With pollinators on the decline, I’ve been interested in learning more about them and looking for ways to attract them to my garden. That means searching for useful references.
I’ve found exactly that in Pollinator Friendly Gardening by Rhonda Fleming Hayes (Voyageur Press, 176 pp., 2015, $21.99).
With Fleming’s pleasant writing style, she quickly draws you into a fascinating discussion of the pollinators found in our gardens and the world around us. She makes many compelling arguments for attracting and nurturing pollinators. While some authors could make this a very dry subject, I found myself eagerly absorbing her approach to it.
As she puts it, “Pollinator Friendly Gardening offers three basic principles to support pollinators in your garden: provide food with blooming plants throughout the season; allow for nesting and overwintering sites; and finally, avoid pesticide use.”
Fleming starts with an explanation of how pollination takes place. That might seem basic but it’s important information. Then she profiles the pollinators. I had no idea there were so many species of native bees in North America!
They include bumblebees, carpenter bees, cuckoo bees (so named because they parasitize other bees similar to the way cuckoo birds infiltrate other birds’ nests), digger bees, sweat bees, mason bees, leafcutter bees, carder bees, mining bees and cellophane bees.
Then she details other pollinators such as butterflies, moths, flies, wasps, beetles and so on. This book exposes the fascinating world of pollinators and the plant life they interact with.
Fleming also discusses native vs. exotic plants to underscore the importance of diversity. There are many plant lists for attracting bees, butterflies and hummingbirds throughout the book. She also discusses how to provide water and shelter for pollinators.
When it comes to landscaping to attract these marvelous creatures, she emphasizes how important it is to look at our whole landscape, rather than just focusing on small areas within it. For example, having layers within our landscapes is critical to being successful in attracting pollinators at each stage in their life cycle.
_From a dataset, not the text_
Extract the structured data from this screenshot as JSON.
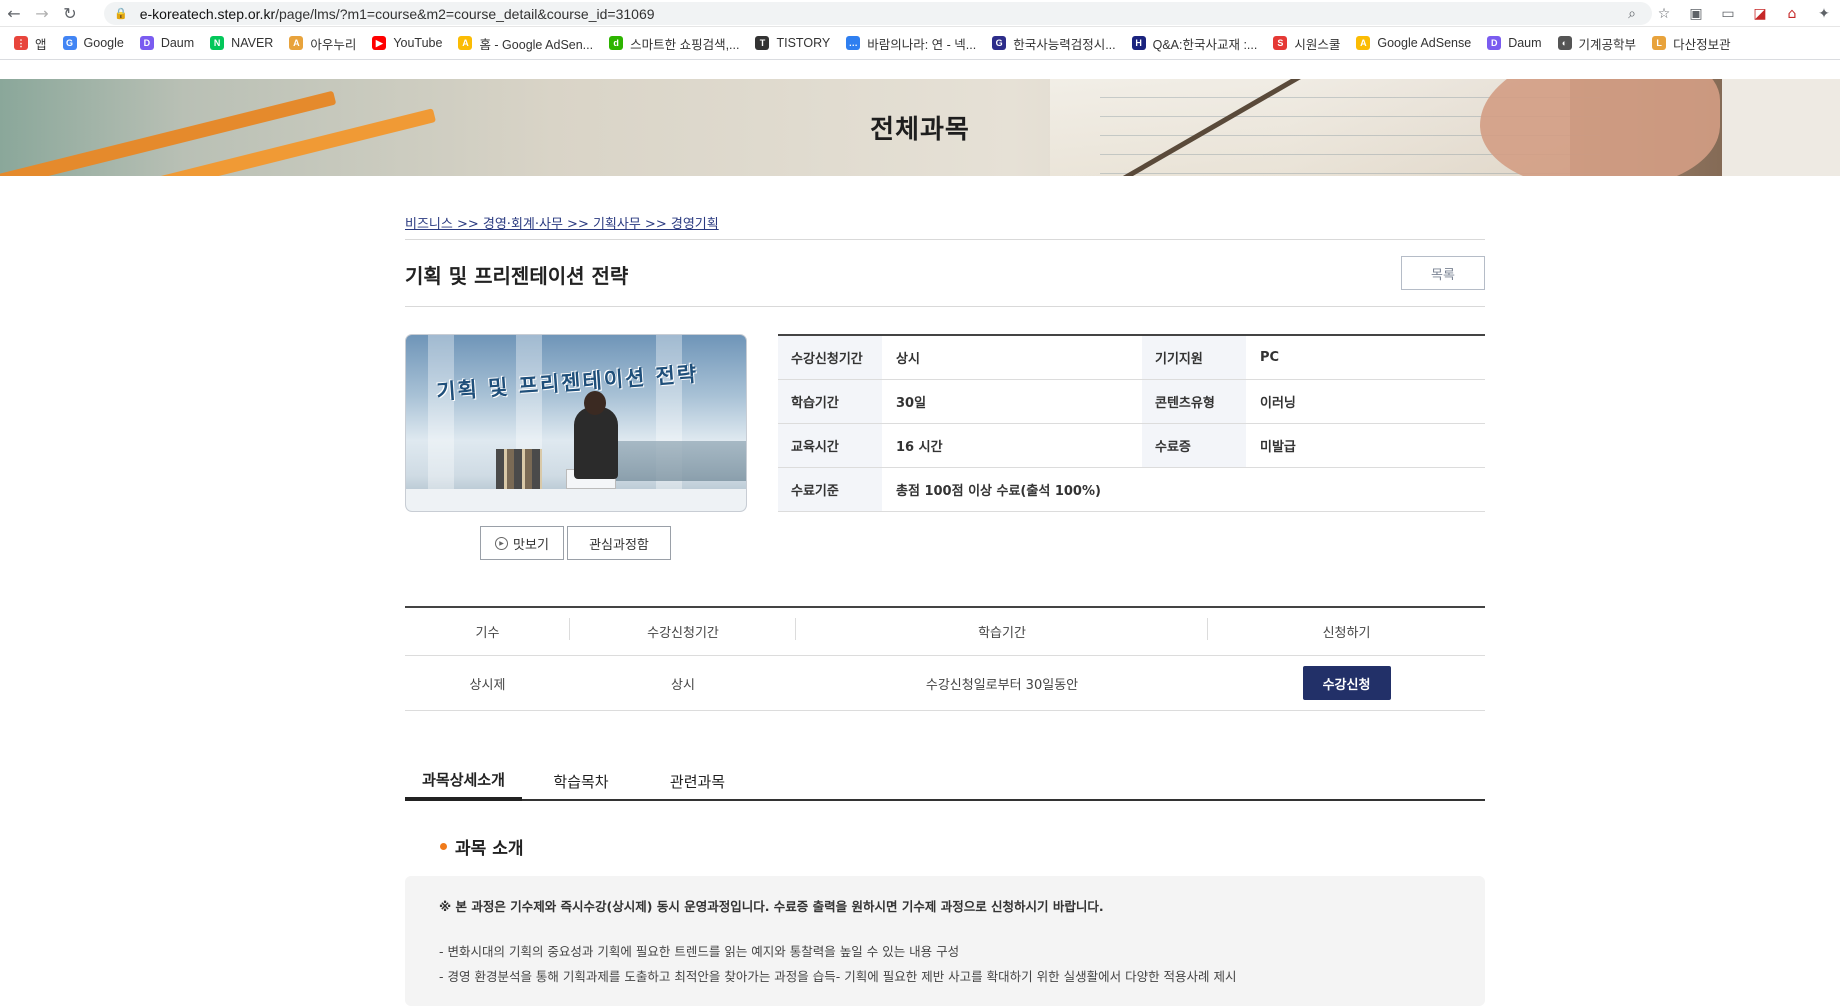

Fleming suggests creating a tree canopy, understory plantings with shrubs, and then adding in perennials and vines.
As she writes, “ Translated to plain English, this means a garden with a wider diversity of plants with a working food web for wildlife is more resilient in the face of pests and diseases, more able to bounce back from weather-related issues, and more sustainable in the long run.”
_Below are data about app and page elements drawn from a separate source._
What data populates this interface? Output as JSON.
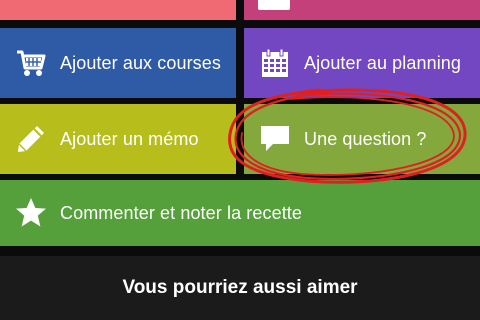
{
  "colors": {
    "background": "#0b0b0b",
    "top_left_tile": "#ef6a72",
    "top_right_tile": "#c4407b",
    "courses_tile": "#2f5aa6",
    "planning_tile": "#7347c2",
    "memo_tile": "#b7bd1a",
    "question_tile": "#84a83c",
    "comment_tile": "#55a03a",
    "footer": "#1b1b1b",
    "annotation_circle": "#e02020"
  },
  "tiles": {
    "courses": {
      "label": "Ajouter aux courses",
      "icon": "shopping-cart-icon"
    },
    "planning": {
      "label": "Ajouter au planning",
      "icon": "calendar-icon"
    },
    "memo": {
      "label": "Ajouter un mémo",
      "icon": "pencil-icon"
    },
    "question": {
      "label": "Une question ?",
      "icon": "speech-bubble-icon"
    },
    "comment": {
      "label": "Commenter et noter la recette",
      "icon": "star-icon"
    }
  },
  "footer": {
    "title": "Vous pourriez aussi aimer"
  }
}
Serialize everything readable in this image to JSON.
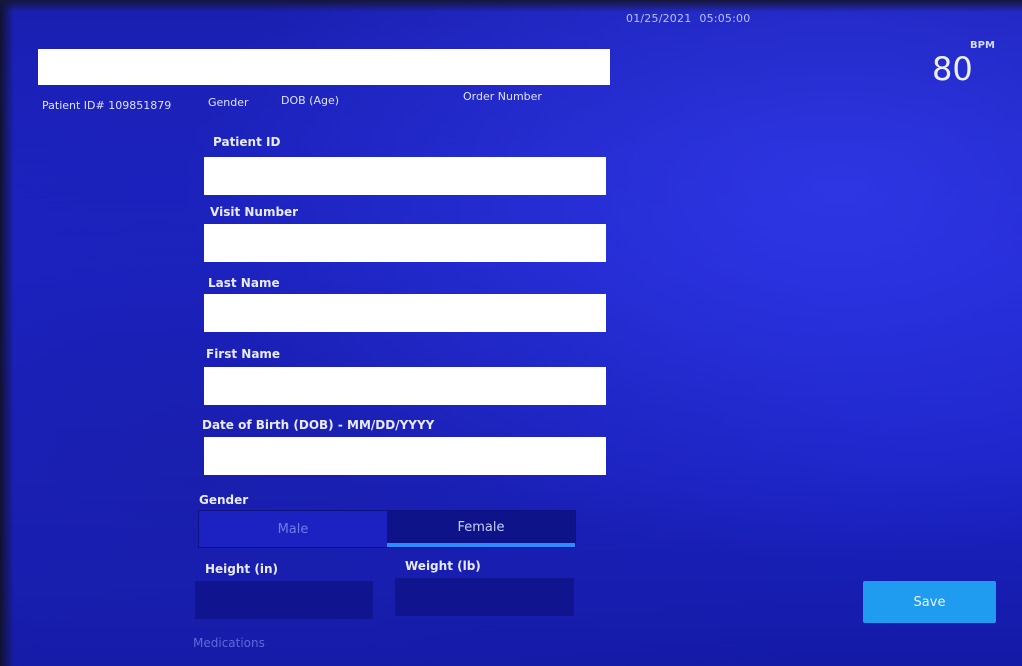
{
  "status_bar": {
    "date": "01/25/2021",
    "time": "05:05:00",
    "bpm_label": "BPM",
    "bpm_value": "80"
  },
  "header": {
    "patient_id": "Patient ID# 109851879",
    "gender": "Gender",
    "dob": "DOB (Age)",
    "order_number": "Order Number"
  },
  "form": {
    "patient_id_label": "Patient ID",
    "visit_number_label": "Visit Number",
    "last_name_label": "Last Name",
    "first_name_label": "First Name",
    "dob_label": "Date of Birth (DOB) - MM/DD/YYYY",
    "gender_label": "Gender",
    "gender_options": [
      "Male",
      "Female"
    ],
    "gender_selected": "Female",
    "height_label": "Height (in)",
    "weight_label": "Weight (lb)",
    "medications_label": "Medications"
  },
  "actions": {
    "save_label": "Save"
  },
  "colors": {
    "background": "#1d24c9",
    "field": "#ffffff",
    "save_button": "#1f9bf0",
    "toggle_selected": "#0f138a",
    "toggle_indicator": "#2a8cff"
  }
}
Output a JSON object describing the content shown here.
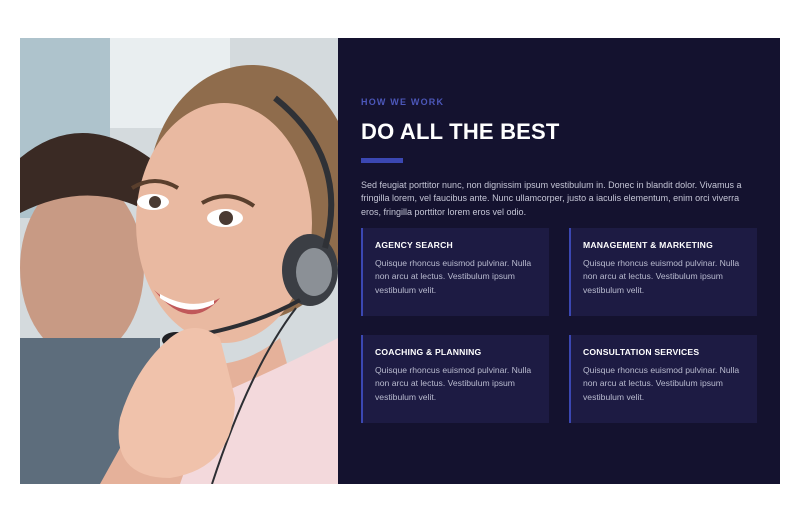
{
  "section": {
    "eyebrow": "HOW WE WORK",
    "title": "DO ALL THE BEST",
    "intro": "Sed feugiat porttitor nunc, non dignissim ipsum vestibulum in. Donec in blandit dolor. Vivamus a fringilla lorem, vel faucibus ante. Nunc ullamcorper, justo a iaculis elementum, enim orci viverra eros, fringilla porttitor lorem eros vel odio.",
    "cards": [
      {
        "title": "AGENCY SEARCH",
        "text": "Quisque rhoncus euismod pulvinar. Nulla non arcu at lectus. Vestibulum ipsum vestibulum velit."
      },
      {
        "title": "MANAGEMENT & MARKETING",
        "text": "Quisque rhoncus euismod pulvinar. Nulla non arcu at lectus. Vestibulum ipsum vestibulum velit."
      },
      {
        "title": "COACHING & PLANNING",
        "text": "Quisque rhoncus euismod pulvinar. Nulla non arcu at lectus. Vestibulum ipsum vestibulum velit."
      },
      {
        "title": "CONSULTATION SERVICES",
        "text": "Quisque rhoncus euismod pulvinar. Nulla non arcu at lectus. Vestibulum ipsum vestibulum velit."
      }
    ]
  },
  "photo": {
    "icon": "customer-support-agent-photo"
  },
  "colors": {
    "panel": "#14122f",
    "card": "#1d1b43",
    "accent": "#3b47b2",
    "eyebrow": "#4c57ba"
  }
}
Throughout this book, there are Q&A-style interviews with experts in the many fields that relate to pollinators. There are also “fun facts” sprinkled throughout this book, and this not-so-fun fact:
“According to the U.S. Fish and Wildlife Service, homeowners use ten times more chemical pesticides per acre on their lawns than farmers use per acre on their crops.” That is appalling. As gardeners and homeowners, we need to focus our efforts on getting away from of this practice.
My only criticism of this book is the small font size the publishers used in it. I guess that’s a sign of my increasing age but it’s smaller than the type in most garden books and required a pair of reading glasses. It was probably their solution to having a lot of text to fit within a certain amount of pages! At least that means we got our money’s worth in valuable information.
Aside from that, Pollinator Friendly Gardening is an excellent book, filled with fascinating facts and useful tips for doing our part to combat pollinator decline.